Even Jesus recognized that having faith in God does not mean 'you will never suffer'. Not only does he tell his disciples that they will know persecution and oppression, he teaches them they'll find joy in that (this should make St John Gualbert's response to his monks being attacked make more sense to you!). The joy is to suffer for one's conviction. To have to fight for them with all our lives. But of course, faith in Jesus is more than a conviction. It's a life altering experience that focuses our heart on hope, and really, no amount of suffering should ever cause one to lose any hope.
All of this to say that Faith leads to hope, which leads to incredible love, which transform everything about our lives. Maybe that's the main reason why I have my faith these days!!
Blessings on you all!!!
|Genesis 46: 1 - 7, 28 - 30|
|1||So Israel took his journey with all that he had, and came to Beer-sheba, and offered sacrifices to the God of his father Isaac.|
|2||And God spoke to Israel in visions of the night, and said, "Jacob, Jacob." And he said, "Here am I."|
|3||Then he said, "I am God, the God of your father; do not be afraid to go down to Egypt; for I will there make of you a great nation.|
|4||I will go down with you to Egypt, and I will also bring you up again; and Joseph's hand shall close your eyes."|
|5||Then Jacob set out from Beer-sheba; and the sons of Israel carried Jacob their father, their little ones, and their wives, in the wagons which Pharaoh had sent to carry him.|
|6||They also took their cattle and their goods, which they had gained in the land of Canaan, and came into Egypt, Jacob and all his offspring with him,|
|7||his sons, and his sons' sons with him, his daughters, and his sons' daughters; all his offspring he brought with him into Egypt.|

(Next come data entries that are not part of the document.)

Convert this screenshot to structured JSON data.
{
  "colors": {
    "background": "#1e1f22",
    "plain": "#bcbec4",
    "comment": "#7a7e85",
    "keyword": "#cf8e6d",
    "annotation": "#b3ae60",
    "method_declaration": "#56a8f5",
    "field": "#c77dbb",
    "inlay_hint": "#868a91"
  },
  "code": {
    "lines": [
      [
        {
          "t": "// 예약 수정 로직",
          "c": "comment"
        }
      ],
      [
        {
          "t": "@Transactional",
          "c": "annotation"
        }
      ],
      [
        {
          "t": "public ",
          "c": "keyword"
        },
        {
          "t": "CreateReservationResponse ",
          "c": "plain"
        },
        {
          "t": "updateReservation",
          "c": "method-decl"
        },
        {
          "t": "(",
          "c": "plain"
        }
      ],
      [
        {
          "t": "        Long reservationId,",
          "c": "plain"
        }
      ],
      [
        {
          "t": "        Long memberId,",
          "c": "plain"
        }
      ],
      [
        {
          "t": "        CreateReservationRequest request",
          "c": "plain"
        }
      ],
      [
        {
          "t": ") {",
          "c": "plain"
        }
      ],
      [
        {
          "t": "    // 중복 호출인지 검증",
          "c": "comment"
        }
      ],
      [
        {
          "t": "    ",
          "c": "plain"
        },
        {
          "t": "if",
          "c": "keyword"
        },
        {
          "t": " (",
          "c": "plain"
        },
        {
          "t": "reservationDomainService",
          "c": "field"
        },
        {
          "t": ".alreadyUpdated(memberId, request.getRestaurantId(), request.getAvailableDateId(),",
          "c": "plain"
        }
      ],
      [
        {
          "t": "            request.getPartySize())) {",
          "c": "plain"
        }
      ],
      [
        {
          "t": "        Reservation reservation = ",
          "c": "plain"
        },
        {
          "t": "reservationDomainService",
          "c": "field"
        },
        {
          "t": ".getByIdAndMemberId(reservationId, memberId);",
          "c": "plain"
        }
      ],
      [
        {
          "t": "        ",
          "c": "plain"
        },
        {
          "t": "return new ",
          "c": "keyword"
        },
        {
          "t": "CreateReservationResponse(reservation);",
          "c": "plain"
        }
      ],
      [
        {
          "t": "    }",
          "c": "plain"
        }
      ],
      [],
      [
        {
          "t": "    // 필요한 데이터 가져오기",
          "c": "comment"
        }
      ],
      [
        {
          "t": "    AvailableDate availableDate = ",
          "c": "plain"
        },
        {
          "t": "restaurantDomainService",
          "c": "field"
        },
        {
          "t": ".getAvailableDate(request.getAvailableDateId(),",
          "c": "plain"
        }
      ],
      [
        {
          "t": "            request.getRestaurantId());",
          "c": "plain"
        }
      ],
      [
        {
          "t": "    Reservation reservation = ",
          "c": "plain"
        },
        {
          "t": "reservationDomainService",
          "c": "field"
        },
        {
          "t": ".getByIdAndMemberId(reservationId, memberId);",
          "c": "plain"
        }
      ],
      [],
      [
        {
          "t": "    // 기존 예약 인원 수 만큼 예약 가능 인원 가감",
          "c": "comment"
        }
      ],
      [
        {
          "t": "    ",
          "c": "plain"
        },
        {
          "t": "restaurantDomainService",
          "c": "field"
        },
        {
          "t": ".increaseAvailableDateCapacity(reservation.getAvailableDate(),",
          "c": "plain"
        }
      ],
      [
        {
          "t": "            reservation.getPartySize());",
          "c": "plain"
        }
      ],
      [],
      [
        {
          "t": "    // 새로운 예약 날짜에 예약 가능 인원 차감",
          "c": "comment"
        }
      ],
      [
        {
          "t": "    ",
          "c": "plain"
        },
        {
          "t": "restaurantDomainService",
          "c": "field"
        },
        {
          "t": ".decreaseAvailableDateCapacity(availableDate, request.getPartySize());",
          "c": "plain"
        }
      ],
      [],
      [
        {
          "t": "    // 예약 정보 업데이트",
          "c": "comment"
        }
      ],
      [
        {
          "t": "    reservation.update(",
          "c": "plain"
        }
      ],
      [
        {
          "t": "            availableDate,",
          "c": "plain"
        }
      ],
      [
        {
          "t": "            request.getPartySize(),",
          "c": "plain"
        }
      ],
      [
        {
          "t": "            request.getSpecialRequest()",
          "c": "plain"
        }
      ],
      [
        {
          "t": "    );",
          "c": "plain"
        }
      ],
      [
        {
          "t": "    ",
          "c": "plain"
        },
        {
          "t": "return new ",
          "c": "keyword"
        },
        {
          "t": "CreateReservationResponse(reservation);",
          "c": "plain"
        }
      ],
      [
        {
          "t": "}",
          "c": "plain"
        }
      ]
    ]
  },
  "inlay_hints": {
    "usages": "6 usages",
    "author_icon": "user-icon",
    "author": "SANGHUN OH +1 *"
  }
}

|28||He sent Judah before him to Joseph, to appear before him in Goshen; and they came into the land of Goshen.|
|29||Then Joseph made ready his chariot and went up to meet Israel his father in Goshen; and he presented himself to him, and fell on his neck, and wept on his neck a good while.|
|30||Israel said to Joseph, "Now let me die, since I have seen your face and know that you are still alive."|